EXERCISE INPUT START

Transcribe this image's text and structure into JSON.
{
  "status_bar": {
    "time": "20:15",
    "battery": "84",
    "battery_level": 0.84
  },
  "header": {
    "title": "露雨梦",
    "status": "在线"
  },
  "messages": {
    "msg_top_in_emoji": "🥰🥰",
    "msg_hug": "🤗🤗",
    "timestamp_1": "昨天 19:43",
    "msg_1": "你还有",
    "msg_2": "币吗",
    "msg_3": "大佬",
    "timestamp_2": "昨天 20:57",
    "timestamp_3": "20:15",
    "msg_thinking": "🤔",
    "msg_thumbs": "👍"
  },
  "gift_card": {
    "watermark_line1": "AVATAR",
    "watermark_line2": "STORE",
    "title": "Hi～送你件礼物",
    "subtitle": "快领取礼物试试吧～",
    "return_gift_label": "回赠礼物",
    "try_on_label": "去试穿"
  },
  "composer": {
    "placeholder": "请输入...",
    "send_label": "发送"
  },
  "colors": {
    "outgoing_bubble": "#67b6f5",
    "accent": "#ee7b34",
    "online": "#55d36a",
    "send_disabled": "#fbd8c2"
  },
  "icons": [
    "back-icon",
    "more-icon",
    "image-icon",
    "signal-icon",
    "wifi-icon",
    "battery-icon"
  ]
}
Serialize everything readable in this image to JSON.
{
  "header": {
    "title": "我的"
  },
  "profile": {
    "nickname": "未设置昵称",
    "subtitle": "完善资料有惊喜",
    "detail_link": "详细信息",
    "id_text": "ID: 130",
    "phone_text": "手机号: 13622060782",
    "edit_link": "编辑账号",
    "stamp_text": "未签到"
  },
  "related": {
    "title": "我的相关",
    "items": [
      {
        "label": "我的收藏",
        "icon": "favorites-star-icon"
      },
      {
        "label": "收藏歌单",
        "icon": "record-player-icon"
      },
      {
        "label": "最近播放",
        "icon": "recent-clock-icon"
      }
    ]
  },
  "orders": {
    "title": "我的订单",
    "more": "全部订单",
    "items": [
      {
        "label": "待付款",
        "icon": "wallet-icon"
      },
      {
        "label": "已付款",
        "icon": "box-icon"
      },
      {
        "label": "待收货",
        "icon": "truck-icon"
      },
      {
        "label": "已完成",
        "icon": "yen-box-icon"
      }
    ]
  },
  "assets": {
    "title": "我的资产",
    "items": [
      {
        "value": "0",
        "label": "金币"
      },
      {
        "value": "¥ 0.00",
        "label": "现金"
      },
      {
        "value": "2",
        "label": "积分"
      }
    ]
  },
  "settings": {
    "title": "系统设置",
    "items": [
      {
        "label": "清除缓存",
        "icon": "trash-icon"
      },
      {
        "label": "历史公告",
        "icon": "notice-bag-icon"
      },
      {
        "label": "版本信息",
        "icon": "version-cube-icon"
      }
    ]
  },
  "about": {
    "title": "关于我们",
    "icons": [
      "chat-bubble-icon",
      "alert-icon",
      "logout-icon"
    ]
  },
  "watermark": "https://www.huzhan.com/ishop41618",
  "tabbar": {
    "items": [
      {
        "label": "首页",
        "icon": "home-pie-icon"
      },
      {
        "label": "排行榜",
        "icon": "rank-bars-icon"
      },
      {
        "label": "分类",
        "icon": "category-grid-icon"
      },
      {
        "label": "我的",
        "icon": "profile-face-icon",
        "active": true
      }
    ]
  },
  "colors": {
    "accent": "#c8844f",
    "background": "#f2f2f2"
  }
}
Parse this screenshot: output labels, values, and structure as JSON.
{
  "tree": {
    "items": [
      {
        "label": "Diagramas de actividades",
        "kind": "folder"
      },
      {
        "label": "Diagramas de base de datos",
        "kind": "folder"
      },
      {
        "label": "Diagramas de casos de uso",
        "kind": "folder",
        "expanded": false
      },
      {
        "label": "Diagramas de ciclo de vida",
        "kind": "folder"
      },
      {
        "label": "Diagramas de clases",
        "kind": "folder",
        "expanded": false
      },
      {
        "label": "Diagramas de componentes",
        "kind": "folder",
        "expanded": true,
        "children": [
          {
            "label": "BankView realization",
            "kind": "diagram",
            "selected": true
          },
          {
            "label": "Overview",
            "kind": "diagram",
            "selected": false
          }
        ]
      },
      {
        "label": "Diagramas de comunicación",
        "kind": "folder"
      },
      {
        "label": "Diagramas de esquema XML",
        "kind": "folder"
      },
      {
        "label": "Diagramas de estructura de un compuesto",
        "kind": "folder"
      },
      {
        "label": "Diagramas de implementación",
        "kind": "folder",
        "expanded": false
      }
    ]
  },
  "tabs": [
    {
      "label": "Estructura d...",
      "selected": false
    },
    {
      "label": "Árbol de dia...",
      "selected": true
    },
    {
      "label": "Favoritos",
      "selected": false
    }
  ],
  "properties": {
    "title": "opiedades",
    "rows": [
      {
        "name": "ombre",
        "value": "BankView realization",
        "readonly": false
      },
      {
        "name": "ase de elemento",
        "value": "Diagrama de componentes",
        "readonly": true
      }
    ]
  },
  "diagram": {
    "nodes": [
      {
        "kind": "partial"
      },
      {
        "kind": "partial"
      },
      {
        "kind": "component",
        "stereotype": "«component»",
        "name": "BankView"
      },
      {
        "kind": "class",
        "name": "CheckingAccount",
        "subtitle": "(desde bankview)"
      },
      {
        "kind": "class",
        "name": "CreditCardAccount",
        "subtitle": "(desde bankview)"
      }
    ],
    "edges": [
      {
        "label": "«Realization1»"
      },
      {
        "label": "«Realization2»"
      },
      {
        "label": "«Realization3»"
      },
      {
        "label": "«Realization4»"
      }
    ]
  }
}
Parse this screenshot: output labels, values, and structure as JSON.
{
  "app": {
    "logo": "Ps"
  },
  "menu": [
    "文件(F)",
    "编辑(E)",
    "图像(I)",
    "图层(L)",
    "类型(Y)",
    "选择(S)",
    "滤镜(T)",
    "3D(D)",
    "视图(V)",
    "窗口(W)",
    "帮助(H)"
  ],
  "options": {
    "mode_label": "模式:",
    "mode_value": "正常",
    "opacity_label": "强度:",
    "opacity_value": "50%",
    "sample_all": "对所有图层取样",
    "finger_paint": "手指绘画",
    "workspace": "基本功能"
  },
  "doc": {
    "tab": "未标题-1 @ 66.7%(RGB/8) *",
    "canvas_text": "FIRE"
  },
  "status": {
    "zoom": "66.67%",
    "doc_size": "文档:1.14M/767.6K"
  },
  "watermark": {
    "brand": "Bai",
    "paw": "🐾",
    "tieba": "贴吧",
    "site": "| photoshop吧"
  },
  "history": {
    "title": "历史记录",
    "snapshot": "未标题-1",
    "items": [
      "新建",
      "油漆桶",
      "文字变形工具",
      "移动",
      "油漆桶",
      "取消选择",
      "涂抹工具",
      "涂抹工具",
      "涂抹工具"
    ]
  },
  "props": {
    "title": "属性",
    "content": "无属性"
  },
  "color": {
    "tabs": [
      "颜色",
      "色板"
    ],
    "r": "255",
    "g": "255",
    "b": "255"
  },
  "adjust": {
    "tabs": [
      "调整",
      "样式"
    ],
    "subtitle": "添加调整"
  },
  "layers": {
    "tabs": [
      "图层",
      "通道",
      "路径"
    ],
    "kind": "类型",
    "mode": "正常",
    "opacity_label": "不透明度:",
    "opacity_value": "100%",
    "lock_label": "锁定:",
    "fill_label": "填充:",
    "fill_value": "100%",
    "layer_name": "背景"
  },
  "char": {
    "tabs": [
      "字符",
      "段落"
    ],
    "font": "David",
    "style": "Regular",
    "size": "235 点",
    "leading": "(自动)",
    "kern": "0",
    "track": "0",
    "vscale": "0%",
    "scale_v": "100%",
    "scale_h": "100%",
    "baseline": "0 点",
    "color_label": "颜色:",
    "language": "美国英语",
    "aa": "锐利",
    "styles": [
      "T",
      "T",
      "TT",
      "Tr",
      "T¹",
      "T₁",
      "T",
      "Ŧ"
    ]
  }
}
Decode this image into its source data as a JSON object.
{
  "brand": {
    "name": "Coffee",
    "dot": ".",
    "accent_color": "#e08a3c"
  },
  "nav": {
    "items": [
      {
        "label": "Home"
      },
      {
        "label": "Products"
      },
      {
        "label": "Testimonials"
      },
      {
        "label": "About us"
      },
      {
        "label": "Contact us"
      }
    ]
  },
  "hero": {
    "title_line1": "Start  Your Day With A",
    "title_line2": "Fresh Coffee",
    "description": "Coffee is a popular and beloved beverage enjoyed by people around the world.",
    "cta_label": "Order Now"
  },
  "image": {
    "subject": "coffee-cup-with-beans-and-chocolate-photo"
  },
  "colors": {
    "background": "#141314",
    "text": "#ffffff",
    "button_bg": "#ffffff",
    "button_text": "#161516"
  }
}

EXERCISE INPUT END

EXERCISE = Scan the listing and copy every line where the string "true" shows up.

EXERCISE SOLUTION =
        "active": true
        "expanded": true,
            "selected": true
      "selected": true
        "readonly": true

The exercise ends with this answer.